[Web page and app entries]
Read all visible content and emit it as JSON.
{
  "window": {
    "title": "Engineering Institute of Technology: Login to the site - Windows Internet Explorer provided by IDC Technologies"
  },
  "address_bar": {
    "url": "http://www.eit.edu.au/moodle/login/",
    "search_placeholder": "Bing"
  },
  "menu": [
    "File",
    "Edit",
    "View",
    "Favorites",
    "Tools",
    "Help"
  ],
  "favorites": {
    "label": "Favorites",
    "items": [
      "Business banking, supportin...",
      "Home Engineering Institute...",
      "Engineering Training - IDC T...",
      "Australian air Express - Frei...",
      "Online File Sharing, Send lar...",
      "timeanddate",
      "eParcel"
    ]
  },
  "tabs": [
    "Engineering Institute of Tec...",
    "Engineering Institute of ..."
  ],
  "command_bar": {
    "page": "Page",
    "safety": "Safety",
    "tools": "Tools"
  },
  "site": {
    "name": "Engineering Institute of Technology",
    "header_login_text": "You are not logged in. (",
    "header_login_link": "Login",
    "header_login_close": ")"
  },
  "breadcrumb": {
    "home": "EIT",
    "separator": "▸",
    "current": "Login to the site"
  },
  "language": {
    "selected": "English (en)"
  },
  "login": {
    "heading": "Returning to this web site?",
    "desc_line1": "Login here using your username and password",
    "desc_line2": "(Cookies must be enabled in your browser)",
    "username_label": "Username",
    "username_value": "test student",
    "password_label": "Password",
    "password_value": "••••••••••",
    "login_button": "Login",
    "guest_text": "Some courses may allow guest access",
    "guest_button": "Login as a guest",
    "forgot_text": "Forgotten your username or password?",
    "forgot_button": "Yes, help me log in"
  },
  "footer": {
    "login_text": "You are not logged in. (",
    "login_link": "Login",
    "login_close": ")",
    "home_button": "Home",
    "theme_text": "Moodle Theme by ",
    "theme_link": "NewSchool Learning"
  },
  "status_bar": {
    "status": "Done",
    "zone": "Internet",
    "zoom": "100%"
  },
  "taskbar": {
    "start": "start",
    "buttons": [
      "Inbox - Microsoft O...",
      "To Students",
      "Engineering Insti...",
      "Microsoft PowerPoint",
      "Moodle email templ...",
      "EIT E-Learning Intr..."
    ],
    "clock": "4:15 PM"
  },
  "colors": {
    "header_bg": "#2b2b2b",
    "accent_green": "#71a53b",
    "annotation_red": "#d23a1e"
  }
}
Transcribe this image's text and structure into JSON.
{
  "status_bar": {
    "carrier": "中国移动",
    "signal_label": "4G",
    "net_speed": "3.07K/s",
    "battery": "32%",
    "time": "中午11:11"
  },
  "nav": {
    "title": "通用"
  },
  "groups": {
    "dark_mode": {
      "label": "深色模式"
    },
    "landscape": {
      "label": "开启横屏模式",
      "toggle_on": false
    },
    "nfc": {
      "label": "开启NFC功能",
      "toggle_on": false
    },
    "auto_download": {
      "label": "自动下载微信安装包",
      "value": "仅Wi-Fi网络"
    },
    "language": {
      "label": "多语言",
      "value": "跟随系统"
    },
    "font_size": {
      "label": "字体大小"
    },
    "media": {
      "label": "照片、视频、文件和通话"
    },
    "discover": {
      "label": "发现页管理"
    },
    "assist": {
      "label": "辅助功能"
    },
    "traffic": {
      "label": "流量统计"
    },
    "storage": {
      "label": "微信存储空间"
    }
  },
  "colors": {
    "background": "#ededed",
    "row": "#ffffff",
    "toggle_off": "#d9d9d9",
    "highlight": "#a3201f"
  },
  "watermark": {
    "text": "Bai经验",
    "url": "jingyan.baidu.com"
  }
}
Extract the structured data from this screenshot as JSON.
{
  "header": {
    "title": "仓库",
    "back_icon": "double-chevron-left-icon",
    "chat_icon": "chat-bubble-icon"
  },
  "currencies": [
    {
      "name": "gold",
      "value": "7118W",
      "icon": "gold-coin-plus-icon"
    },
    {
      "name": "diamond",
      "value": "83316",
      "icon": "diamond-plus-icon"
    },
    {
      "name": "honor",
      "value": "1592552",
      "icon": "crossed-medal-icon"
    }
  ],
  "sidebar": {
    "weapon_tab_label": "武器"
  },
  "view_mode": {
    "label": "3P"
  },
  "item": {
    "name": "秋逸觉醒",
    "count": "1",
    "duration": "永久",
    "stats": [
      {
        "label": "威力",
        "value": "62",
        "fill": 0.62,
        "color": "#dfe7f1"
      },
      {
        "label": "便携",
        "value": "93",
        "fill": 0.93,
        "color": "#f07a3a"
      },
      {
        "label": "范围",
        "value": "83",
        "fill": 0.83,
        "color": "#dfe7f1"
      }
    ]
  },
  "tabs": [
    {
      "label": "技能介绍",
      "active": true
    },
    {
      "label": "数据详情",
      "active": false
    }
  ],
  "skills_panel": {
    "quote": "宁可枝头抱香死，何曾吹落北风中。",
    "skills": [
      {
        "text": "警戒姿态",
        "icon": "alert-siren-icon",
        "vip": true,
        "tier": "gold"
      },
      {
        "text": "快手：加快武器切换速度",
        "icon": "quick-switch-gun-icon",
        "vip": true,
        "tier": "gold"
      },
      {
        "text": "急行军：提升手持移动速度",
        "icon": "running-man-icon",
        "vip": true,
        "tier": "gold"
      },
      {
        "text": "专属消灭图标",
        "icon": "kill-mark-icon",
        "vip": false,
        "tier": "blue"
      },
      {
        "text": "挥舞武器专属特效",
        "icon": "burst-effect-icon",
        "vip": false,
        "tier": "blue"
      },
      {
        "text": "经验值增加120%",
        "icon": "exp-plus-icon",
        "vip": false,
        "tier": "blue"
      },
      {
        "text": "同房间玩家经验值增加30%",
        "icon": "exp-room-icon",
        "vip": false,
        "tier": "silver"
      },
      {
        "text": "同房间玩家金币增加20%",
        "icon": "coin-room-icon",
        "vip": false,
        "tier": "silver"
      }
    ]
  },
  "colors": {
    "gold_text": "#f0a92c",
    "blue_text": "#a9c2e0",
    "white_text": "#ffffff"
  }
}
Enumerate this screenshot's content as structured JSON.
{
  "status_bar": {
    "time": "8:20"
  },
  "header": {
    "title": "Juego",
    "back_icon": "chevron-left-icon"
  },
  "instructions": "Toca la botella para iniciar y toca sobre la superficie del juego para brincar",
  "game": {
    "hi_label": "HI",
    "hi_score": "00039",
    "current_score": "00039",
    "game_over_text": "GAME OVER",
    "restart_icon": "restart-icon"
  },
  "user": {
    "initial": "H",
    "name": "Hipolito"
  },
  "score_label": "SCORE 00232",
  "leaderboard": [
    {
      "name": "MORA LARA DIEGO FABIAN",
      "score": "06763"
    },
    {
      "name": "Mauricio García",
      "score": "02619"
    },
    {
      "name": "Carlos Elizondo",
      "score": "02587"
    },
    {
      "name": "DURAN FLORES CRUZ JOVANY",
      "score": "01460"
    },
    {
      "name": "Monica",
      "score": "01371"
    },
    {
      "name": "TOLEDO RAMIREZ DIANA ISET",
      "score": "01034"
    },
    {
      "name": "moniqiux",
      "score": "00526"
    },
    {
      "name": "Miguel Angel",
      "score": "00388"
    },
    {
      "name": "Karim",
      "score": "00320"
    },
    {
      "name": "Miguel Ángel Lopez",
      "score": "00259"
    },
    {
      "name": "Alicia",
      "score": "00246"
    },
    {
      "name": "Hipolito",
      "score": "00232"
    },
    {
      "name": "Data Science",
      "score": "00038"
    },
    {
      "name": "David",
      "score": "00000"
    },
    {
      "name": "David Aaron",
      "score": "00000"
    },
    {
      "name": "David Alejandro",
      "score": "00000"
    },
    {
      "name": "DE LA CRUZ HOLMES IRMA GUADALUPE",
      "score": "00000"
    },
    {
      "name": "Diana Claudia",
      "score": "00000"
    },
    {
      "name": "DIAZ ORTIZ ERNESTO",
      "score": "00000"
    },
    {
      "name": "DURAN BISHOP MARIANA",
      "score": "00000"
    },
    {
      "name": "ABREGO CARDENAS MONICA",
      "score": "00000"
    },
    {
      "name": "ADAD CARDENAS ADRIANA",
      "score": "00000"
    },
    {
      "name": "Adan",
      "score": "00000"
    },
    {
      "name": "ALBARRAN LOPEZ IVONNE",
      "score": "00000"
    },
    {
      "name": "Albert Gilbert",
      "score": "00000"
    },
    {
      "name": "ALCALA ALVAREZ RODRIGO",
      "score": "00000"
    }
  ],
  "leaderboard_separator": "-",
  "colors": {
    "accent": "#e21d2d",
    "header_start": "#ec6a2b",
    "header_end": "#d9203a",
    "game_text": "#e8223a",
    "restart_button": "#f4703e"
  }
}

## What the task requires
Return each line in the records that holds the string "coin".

## Finished task
      "icon": "gold-coin-plus-icon"
        "icon": "coin-room-icon",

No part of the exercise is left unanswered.